However the plan didn’t work out quite the way that he’d imagined. Instead of mourning when he seemingly died the family were quite happy as they all really hated him. So Mary, his wife, sent for her lover with news to come and join her for a big party that they were going to hold that evening. He was so excited by the news that he might get hold of the Miser’s money that he set off immediately for their house on the fastest horse he could get. Unfortunately he was in such a rush that he failed to pay attention to what was going on around him, his mind was so focused on the money, that he didn’t spot the branch of a tree that the horse (rather more sensibly ducked under) and he was killed instantly.
While all of this scheming and plotting had been going on the Miser had been quietly lying in his coffin thinking of all of the money that he’d been saving, it was only once the party started going that he began to realise that his money saving plan wasn’t working that he jumped out of this coffin and ran towards the party.
What he hadn’t quite realised was that his one virtuous daughter was sitting in the room with him praying for his eternal soul when he had jumped up out of his coffin. So convinced was she that she had just seen the devil’s work that she grabbed the nearest shovel and whacked her father on the head with it repeatedly until he really was dead.
Mary was so distraught by what had happened that she realised that she had to change her ways. Her husband and her lover had been killed and her daughter had become a murderess all in the pursuit of money. So Mary decided to give it all away, and became an incredibly charitable woman who worked tirelessly for the poor of London. She founded a nunnery which was known as St. Mary Overie. The nunnery was destroyed in the reformation but the church part became the church known as St. Saviour. Then in the 1900s the church became Southwark Cathedral.

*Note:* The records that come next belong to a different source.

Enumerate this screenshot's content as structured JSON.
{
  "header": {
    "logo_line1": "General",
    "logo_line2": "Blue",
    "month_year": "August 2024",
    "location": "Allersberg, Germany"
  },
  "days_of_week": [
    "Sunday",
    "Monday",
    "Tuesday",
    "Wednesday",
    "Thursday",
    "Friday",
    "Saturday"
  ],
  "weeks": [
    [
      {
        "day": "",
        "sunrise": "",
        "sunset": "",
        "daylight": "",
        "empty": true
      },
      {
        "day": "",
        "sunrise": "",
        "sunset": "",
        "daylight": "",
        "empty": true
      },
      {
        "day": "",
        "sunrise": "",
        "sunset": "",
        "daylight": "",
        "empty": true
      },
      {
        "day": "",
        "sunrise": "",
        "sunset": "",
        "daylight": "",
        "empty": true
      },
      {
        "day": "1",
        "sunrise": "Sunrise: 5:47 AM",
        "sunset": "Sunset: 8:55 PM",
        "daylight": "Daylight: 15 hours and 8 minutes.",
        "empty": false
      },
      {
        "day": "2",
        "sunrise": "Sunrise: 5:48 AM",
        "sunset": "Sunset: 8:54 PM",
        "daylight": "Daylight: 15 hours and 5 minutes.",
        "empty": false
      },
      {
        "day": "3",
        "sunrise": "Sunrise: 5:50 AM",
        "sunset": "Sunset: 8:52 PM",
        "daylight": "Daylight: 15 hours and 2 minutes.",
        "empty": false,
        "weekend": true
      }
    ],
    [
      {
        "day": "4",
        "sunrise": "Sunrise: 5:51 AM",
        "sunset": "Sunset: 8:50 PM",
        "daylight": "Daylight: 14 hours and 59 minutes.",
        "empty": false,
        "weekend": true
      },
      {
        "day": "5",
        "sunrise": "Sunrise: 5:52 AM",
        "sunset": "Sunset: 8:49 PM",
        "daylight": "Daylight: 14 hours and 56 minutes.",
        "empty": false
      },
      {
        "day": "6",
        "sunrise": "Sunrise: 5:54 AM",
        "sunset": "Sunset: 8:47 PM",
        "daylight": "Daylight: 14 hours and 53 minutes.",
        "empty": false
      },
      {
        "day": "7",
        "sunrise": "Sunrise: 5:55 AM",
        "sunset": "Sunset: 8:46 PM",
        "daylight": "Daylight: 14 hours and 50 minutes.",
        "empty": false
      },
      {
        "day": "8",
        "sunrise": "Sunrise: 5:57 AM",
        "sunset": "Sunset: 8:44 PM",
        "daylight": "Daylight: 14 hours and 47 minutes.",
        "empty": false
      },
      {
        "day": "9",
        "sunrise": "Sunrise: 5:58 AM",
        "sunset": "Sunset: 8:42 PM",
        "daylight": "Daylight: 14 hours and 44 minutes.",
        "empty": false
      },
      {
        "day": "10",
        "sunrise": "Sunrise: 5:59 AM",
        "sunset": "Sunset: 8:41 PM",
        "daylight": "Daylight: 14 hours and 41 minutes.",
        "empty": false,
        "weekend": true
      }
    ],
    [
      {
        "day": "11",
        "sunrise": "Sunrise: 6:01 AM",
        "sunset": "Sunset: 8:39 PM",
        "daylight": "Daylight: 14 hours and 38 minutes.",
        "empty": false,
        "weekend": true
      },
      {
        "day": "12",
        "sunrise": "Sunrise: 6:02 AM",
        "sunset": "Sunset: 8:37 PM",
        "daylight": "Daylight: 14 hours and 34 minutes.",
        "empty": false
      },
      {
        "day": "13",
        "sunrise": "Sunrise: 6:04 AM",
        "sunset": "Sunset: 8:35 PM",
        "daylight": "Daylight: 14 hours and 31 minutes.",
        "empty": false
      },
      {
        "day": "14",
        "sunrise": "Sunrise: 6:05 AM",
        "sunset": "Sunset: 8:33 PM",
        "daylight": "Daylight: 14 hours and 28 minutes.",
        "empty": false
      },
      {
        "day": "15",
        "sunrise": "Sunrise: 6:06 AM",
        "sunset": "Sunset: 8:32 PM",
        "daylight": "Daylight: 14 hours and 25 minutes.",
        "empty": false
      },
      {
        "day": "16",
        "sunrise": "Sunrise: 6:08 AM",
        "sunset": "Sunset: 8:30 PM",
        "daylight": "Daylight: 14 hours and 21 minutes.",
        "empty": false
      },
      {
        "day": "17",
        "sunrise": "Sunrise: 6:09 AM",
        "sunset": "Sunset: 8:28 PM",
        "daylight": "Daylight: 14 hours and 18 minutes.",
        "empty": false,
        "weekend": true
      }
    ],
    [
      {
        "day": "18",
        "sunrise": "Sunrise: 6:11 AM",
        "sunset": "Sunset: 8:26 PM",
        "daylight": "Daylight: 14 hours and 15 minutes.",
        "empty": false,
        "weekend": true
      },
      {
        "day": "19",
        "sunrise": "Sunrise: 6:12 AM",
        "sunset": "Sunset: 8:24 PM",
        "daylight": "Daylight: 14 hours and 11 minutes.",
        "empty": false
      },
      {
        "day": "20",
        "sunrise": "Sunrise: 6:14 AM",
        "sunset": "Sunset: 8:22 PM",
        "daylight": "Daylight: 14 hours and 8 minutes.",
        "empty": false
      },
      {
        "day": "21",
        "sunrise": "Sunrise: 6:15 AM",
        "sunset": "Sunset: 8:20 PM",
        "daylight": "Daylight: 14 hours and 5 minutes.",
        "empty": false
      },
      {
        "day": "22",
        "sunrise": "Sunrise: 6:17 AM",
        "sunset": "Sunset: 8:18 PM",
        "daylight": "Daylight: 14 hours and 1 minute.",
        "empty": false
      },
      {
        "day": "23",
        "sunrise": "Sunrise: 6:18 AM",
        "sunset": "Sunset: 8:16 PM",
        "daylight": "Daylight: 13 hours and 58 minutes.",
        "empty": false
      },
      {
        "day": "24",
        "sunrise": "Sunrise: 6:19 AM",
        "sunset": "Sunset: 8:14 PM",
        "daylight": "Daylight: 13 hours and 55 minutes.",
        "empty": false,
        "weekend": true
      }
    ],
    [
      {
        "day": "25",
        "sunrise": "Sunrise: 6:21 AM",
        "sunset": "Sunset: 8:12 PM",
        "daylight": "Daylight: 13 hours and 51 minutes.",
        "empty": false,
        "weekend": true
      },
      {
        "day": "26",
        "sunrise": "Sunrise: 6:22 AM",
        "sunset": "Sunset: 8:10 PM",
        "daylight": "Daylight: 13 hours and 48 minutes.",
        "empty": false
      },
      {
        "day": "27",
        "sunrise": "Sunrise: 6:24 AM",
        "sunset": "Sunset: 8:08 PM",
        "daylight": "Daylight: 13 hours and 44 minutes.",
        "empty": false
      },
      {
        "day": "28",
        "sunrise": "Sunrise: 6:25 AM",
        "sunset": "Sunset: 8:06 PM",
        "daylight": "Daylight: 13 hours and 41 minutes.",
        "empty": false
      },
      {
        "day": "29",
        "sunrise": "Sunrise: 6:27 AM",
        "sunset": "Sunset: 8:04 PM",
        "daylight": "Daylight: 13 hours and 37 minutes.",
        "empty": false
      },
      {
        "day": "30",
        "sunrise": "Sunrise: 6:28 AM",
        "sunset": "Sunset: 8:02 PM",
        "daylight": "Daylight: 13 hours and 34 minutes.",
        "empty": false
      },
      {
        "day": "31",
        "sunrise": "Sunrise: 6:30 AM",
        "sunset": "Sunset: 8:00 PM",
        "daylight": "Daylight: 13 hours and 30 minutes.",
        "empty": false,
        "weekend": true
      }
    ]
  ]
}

* When the ship left England it was actually known as the Pelican but was renamed during the voyage. Drake renamed it just before reaching what was imagined to be the really treacherous part of the journey: the straights of Magellan. In fact that bit was relatively easy for the ship, it was the pacific ocean which was a big problem some months later. Those on board must have been especially pleased at this point as they had not been told when they left England that circumnavigation was on the cards. They thought they were going to Africa. Some people complained about the whole round-the-world thing but Drake killed them.